• WHAT YOU HAVE TO DO:
The entries follow. Copy every line in which "Cohort" appears.

• RECORD EXTRACTS:
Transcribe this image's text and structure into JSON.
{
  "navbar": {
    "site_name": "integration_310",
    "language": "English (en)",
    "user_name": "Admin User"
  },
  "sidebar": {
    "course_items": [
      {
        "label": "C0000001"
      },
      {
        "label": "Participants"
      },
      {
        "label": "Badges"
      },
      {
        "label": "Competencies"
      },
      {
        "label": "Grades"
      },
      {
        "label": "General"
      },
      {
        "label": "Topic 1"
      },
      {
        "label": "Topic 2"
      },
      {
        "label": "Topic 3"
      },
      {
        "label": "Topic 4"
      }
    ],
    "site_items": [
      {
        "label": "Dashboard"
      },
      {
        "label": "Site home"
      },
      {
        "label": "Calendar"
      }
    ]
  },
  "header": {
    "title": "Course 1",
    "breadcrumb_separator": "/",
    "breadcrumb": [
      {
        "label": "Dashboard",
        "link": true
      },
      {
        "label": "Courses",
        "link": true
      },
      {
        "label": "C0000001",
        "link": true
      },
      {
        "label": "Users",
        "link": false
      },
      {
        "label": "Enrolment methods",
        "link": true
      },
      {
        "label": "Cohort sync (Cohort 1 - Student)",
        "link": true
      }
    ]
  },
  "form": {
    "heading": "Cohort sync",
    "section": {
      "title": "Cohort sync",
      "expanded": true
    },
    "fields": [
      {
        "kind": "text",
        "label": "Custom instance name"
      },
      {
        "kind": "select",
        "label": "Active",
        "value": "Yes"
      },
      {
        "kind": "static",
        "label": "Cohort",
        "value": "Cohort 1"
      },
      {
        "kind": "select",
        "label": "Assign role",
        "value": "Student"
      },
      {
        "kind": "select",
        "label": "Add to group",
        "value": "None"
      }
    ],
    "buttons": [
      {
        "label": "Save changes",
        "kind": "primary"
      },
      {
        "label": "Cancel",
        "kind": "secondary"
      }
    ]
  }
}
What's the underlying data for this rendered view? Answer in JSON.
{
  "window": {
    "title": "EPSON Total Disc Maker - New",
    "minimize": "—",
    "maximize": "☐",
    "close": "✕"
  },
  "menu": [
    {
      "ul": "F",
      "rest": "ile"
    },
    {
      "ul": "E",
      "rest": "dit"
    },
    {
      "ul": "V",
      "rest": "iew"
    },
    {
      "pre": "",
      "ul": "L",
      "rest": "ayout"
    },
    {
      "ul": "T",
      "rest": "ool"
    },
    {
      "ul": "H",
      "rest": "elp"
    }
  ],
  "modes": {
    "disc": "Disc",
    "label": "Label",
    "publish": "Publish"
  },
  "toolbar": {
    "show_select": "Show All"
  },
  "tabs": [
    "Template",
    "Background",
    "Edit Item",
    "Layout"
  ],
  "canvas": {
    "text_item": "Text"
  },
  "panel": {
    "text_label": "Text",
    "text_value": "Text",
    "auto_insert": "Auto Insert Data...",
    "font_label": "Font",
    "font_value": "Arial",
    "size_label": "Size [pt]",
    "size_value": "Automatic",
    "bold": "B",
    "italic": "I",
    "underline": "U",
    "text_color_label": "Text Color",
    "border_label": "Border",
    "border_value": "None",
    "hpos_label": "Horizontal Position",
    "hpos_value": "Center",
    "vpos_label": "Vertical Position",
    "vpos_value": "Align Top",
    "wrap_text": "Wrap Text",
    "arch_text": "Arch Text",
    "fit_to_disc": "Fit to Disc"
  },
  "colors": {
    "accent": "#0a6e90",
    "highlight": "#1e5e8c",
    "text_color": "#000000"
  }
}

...

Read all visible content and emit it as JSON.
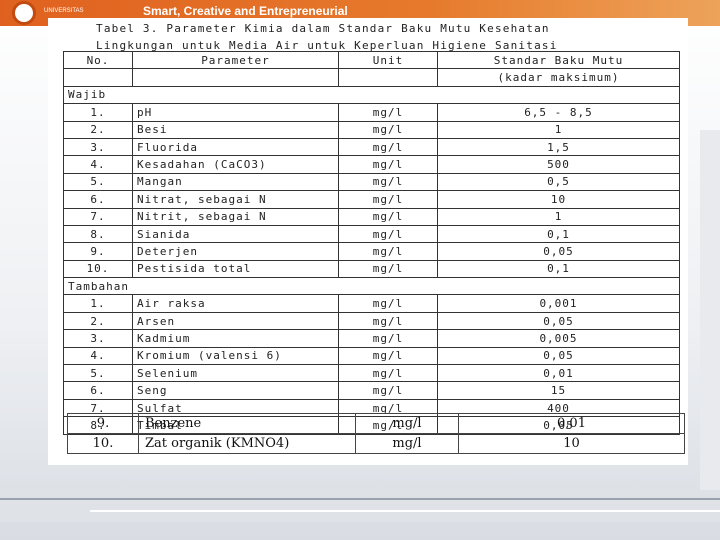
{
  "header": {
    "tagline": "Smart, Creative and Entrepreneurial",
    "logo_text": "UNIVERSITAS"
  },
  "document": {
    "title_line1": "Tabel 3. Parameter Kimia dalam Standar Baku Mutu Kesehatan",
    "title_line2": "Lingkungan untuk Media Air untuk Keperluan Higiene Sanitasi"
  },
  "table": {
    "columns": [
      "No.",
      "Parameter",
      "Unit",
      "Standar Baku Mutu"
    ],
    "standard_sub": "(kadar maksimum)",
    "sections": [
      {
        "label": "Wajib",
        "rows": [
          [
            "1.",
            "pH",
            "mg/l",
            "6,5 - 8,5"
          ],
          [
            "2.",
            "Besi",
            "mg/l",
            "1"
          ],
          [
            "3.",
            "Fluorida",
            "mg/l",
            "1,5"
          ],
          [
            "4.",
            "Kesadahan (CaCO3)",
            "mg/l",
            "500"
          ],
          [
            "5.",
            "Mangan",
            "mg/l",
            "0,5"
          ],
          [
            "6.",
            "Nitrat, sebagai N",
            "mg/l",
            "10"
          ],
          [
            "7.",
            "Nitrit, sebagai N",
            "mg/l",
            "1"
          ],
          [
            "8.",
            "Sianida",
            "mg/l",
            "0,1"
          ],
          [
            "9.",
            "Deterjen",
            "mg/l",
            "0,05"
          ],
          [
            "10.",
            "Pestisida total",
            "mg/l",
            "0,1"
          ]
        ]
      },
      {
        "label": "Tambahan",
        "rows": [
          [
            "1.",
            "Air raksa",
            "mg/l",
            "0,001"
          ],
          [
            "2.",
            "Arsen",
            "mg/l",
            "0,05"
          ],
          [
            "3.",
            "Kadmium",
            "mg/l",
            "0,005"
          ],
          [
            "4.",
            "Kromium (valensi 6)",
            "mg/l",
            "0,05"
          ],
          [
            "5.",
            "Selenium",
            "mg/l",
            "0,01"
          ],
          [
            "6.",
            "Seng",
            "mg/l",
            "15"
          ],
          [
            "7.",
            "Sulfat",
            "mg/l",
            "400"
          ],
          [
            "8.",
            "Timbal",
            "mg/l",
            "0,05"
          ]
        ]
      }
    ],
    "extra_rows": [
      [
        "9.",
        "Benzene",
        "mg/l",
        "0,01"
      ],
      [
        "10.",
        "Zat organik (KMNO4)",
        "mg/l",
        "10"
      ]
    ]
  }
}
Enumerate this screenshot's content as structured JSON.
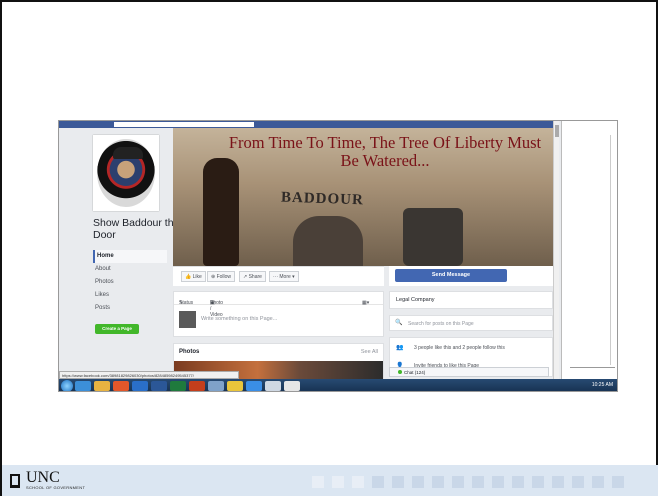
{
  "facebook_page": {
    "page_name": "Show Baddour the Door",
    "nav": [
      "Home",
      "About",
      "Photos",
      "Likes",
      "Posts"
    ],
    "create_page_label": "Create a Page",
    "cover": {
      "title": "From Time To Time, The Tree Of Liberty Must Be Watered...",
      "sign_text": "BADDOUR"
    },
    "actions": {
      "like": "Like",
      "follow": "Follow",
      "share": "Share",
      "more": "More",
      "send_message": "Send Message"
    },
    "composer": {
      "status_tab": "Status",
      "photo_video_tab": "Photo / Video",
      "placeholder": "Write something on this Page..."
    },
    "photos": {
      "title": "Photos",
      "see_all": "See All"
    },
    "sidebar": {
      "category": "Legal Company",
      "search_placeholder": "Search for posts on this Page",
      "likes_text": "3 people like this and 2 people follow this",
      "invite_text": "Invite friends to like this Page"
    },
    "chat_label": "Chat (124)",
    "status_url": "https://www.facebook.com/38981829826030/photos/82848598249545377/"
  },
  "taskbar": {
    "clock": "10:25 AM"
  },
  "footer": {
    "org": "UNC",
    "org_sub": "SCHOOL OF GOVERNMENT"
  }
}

• FINISHED TASK:
        "label": "Cohort sync (Cohort 1 - Student)",
    "heading": "Cohort sync",
      "title": "Cohort sync",
        "label": "Cohort",
        "value": "Cohort 1"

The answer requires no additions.